> Activity: Search the entries for lines that contain the word "check", and report each one found.

> Available data:
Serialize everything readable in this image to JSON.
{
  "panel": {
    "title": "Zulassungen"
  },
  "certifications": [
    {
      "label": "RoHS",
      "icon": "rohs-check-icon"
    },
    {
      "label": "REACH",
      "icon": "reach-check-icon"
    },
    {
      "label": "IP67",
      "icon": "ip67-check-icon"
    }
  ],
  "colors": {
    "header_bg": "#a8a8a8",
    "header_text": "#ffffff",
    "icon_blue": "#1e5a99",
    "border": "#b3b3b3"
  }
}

> Answer to this exercise:
      "icon": "rohs-check-icon"
      "icon": "reach-check-icon"
      "icon": "ip67-check-icon"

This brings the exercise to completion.